In keeping with this aim, the Society is active in lobbying government decision-makers on issues relating to IT, seeking to help politicians and their staff to understand the applications and implications of emerging technologies in order to assist them in developing appropriate policies.
In recent years, ACS initiatives in this direction have included submissions and advice relating to issues ranging from Internet censorship and privacy legislation to e-commerce legislation and funding for IT education, to name just a few.
As part of an on-going program to raise awareness of the ACS and its activities within the Federal arena, the Society recently staged a cocktail function at Parliament House in Canberra, inviting politicians and staffers of all political persuasions.
The event, on 9th March, was timed to coincide with a two-day meeting in Canberra by the ACS National Council. It was well attended by ministers, decision-makers and executive staff representing a range of departments and portfolios, including Senator Richard Alston, Senator Marise Payne, Kate Lundy, Senator John Herron, Wilson Tuckey, Ross Cameron, Senator Alan Eggleston and ACT Chief Minister, Kate Carnell, amongst others.
The function provided the opportunity for the ACS to present our credentials and expertise as to where we might assist decision-makers up to speed on relevant issues.
We recognised the steps being taken by many politicians to become more IT literate and encouraged all political representatives to stay abreast of the latest developments and fully understand the implications of emerging technologies about which they might be asked to make decisions.
The cocktails were sponsored by Senator Marise Payne, and proved to be extremely valuable in terms of strengthening existing contacts in Federal Parliament, with various ministers and senior advisers expressing their willingness for greater involvement by ACS representatives in the process of policy development.
The valuable role that the ACS can play as the professional society for the IT industry is being more recognised and appreciated in government circles.
The Canberra event was part of an on-going campaign to work more closely with government, not only at the federal level, but also in the various States and Territories.
The ACS has recently held extremely positive meetings with ministers in New South Wales and Queensland, and in coming weeks will meet with government representatives in Victoria, Tasmania and South Australia.
Once again, the aim of these discussions is to increase their understanding of who the ACS is and our role within the IT industry, reinforcing our commitment to assist policy-makers with unbiased industry advice and expertise.
Another encouraging outcome of these and other discussions has been the identification of various opportunities for government departments to introduce the International Computer Driving Licence (ICDL) as a standard for measuring computer literacy and competence.
A number of departments at both Federal and State level have requested more information about the ICDL and are considering implementing this internationally recognised qualification.
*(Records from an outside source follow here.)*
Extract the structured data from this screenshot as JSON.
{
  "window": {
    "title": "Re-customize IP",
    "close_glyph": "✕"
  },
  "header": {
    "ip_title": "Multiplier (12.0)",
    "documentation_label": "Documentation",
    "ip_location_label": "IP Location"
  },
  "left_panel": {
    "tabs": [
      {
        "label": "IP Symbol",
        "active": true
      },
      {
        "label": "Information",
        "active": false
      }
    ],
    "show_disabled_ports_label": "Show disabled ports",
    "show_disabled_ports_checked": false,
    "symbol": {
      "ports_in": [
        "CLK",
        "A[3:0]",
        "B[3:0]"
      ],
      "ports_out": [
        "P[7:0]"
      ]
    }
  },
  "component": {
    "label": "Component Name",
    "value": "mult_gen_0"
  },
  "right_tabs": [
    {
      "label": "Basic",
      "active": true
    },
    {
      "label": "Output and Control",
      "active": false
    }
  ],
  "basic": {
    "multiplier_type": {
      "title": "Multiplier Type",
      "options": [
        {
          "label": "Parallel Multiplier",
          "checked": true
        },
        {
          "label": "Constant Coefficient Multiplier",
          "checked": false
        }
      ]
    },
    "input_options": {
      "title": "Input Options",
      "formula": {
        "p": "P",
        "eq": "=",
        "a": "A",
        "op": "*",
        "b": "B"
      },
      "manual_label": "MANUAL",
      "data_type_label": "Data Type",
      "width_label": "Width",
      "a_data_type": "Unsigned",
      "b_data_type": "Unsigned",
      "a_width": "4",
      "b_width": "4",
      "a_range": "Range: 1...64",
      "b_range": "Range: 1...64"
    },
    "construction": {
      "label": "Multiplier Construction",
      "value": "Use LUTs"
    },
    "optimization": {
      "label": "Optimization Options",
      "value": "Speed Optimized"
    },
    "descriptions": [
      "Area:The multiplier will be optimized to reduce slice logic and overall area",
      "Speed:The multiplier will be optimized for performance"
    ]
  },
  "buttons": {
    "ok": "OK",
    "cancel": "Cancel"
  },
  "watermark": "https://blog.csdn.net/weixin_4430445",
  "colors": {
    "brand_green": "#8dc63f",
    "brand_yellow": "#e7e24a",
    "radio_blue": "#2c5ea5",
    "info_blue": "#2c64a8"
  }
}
The Society's newly acquired status as a member of the Australian Council of Professions has served to reinforce our position with government representatives and we've seen increasing interest in our Professional Recognition Program.
This scheme encourages employers to express a preference for ACS Members when employing IT professionals and/or fund ACS membership subscription for eligible IT&T employees as a standard employment benefit.
We encourage all ACS members who work in the government, private and academic arenas to look for opportunities to promote the benefits of membership to other IT professionals, as well as offering the Society's assistance in matters of policy-development pertaining to IT.
As always, I value your feedback on the these and other initiatives and invite you to contact me by phone on (02) 9223 9499, or via e-mail at firstname.lastname@example.org